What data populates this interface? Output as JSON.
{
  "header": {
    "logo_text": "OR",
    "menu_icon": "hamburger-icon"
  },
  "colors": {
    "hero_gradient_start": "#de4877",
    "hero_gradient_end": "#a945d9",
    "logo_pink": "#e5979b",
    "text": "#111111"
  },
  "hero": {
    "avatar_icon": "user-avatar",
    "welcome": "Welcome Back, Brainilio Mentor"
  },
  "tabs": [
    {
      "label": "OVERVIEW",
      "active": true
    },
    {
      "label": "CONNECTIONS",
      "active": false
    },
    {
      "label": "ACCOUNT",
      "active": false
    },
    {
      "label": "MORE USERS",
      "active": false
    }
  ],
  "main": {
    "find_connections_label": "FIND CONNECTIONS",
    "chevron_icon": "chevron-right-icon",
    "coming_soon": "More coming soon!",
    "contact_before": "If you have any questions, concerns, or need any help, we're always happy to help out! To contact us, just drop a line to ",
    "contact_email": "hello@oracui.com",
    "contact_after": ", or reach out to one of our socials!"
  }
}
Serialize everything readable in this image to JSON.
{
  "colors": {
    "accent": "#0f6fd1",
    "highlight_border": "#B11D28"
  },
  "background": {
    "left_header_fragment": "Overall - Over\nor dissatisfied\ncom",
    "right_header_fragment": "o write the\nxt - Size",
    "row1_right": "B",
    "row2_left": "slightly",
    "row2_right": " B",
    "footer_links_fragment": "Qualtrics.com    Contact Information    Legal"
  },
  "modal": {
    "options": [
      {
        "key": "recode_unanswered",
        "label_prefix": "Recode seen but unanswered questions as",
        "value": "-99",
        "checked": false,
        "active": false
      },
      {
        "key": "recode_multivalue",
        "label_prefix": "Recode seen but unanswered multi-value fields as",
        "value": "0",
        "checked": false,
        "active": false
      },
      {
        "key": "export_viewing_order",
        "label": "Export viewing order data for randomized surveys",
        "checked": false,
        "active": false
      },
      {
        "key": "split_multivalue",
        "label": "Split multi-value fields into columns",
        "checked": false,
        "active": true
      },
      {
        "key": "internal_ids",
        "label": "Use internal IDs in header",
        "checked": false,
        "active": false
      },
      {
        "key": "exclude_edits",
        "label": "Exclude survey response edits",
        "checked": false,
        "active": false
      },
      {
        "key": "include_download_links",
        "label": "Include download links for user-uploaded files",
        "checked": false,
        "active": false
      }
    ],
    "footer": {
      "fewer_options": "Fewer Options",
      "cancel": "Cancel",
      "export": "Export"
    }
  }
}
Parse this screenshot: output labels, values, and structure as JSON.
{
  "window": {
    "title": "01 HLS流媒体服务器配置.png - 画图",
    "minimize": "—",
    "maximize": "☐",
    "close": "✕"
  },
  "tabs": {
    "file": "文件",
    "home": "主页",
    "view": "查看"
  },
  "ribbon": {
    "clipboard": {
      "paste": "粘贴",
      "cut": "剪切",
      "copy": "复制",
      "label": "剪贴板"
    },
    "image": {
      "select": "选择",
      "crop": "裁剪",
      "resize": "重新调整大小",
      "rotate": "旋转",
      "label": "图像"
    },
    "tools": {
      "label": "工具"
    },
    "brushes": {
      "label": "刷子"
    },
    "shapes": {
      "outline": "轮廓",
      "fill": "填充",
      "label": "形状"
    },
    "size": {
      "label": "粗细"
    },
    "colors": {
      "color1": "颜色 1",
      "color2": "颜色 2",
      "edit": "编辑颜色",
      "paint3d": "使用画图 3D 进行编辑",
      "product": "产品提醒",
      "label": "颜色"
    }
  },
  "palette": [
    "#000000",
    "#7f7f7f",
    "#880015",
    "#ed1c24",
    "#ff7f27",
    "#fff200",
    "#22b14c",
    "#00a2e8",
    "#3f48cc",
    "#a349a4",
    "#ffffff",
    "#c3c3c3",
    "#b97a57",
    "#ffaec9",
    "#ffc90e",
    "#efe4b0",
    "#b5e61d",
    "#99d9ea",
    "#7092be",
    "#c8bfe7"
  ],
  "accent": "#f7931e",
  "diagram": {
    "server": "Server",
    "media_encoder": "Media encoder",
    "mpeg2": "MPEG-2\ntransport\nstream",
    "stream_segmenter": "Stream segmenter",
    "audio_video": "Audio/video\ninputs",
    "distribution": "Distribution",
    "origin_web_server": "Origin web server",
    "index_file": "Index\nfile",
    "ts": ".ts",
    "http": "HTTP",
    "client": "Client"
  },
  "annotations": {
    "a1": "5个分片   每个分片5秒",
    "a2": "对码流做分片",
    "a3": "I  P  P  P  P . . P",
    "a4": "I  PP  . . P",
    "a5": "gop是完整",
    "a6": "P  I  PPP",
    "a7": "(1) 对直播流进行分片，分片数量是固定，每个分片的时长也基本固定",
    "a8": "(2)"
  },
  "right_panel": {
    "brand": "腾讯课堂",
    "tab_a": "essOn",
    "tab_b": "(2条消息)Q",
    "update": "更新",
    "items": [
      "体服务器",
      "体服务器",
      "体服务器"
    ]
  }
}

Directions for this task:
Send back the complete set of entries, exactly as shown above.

Task solution:
What data populates this interface? Output as JSON.
{
  "header": {
    "logo_text": "OR",
    "menu_icon": "hamburger-icon"
  },
  "colors": {
    "hero_gradient_start": "#de4877",
    "hero_gradient_end": "#a945d9",
    "logo_pink": "#e5979b",
    "text": "#111111"
  },
  "hero": {
    "avatar_icon": "user-avatar",
    "welcome": "Welcome Back, Brainilio Mentor"
  },
  "tabs": [
    {
      "label": "OVERVIEW",
      "active": true
    },
    {
      "label": "CONNECTIONS",
      "active": false
    },
    {
      "label": "ACCOUNT",
      "active": false
    },
    {
      "label": "MORE USERS",
      "active": false
    }
  ],
  "main": {
    "find_connections_label": "FIND CONNECTIONS",
    "chevron_icon": "chevron-right-icon",
    "coming_soon": "More coming soon!",
    "contact_before": "If you have any questions, concerns, or need any help, we're always happy to help out! To contact us, just drop a line to ",
    "contact_email": "hello@oracui.com",
    "contact_after": ", or reach out to one of our socials!"
  }
}
Serialize everything readable in this image to JSON.
{
  "colors": {
    "accent": "#0f6fd1",
    "highlight_border": "#B11D28"
  },
  "background": {
    "left_header_fragment": "Overall - Over\nor dissatisfied\ncom",
    "right_header_fragment": "o write the\nxt - Size",
    "row1_right": "B",
    "row2_left": "slightly",
    "row2_right": " B",
    "footer_links_fragment": "Qualtrics.com    Contact Information    Legal"
  },
  "modal": {
    "options": [
      {
        "key": "recode_unanswered",
        "label_prefix": "Recode seen but unanswered questions as",
        "value": "-99",
        "checked": false,
        "active": false
      },
      {
        "key": "recode_multivalue",
        "label_prefix": "Recode seen but unanswered multi-value fields as",
        "value": "0",
        "checked": false,
        "active": false
      },
      {
        "key": "export_viewing_order",
        "label": "Export viewing order data for randomized surveys",
        "checked": false,
        "active": false
      },
      {
        "key": "split_multivalue",
        "label": "Split multi-value fields into columns",
        "checked": false,
        "active": true
      },
      {
        "key": "internal_ids",
        "label": "Use internal IDs in header",
        "checked": false,
        "active": false
      },
      {
        "key": "exclude_edits",
        "label": "Exclude survey response edits",
        "checked": false,
        "active": false
      },
      {
        "key": "include_download_links",
        "label": "Include download links for user-uploaded files",
        "checked": false,
        "active": false
      }
    ],
    "footer": {
      "fewer_options": "Fewer Options",
      "cancel": "Cancel",
      "export": "Export"
    }
  }
}
Parse this screenshot: output labels, values, and structure as JSON.
{
  "window": {
    "title": "01 HLS流媒体服务器配置.png - 画图",
    "minimize": "—",
    "maximize": "☐",
    "close": "✕"
  },
  "tabs": {
    "file": "文件",
    "home": "主页",
    "view": "查看"
  },
  "ribbon": {
    "clipboard": {
      "paste": "粘贴",
      "cut": "剪切",
      "copy": "复制",
      "label": "剪贴板"
    },
    "image": {
      "select": "选择",
      "crop": "裁剪",
      "resize": "重新调整大小",
      "rotate": "旋转",
      "label": "图像"
    },
    "tools": {
      "label": "工具"
    },
    "brushes": {
      "label": "刷子"
    },
    "shapes": {
      "outline": "轮廓",
      "fill": "填充",
      "label": "形状"
    },
    "size": {
      "label": "粗细"
    },
    "colors": {
      "color1": "颜色 1",
      "color2": "颜色 2",
      "edit": "编辑颜色",
      "paint3d": "使用画图 3D 进行编辑",
      "product": "产品提醒",
      "label": "颜色"
    }
  },
  "palette": [
    "#000000",
    "#7f7f7f",
    "#880015",
    "#ed1c24",
    "#ff7f27",
    "#fff200",
    "#22b14c",
    "#00a2e8",
    "#3f48cc",
    "#a349a4",
    "#ffffff",
    "#c3c3c3",
    "#b97a57",
    "#ffaec9",
    "#ffc90e",
    "#efe4b0",
    "#b5e61d",
    "#99d9ea",
    "#7092be",
    "#c8bfe7"
  ],
  "accent": "#f7931e",
  "diagram": {
    "server": "Server",
    "media_encoder": "Media encoder",
    "mpeg2": "MPEG-2\ntransport\nstream",
    "stream_segmenter": "Stream segmenter",
    "audio_video": "Audio/video\ninputs",
    "distribution": "Distribution",
    "origin_web_server": "Origin web server",
    "index_file": "Index\nfile",
    "ts": ".ts",
    "http": "HTTP",
    "client": "Client"
  },
  "annotations": {
    "a1": "5个分片   每个分片5秒",
    "a2": "对码流做分片",
    "a3": "I  P  P  P  P . . P",
    "a4": "I  PP  . . P",
    "a5": "gop是完整",
    "a6": "P  I  PPP",
    "a7": "(1) 对直播流进行分片，分片数量是固定，每个分片的时长也基本固定",
    "a8": "(2)"
  },
  "right_panel": {
    "brand": "腾讯课堂",
    "tab_a": "essOn",
    "tab_b": "(2条消息)Q",
    "update": "更新",
    "items": [
      "体服务器",
      "体服务器",
      "体服务器"
    ]
  }
}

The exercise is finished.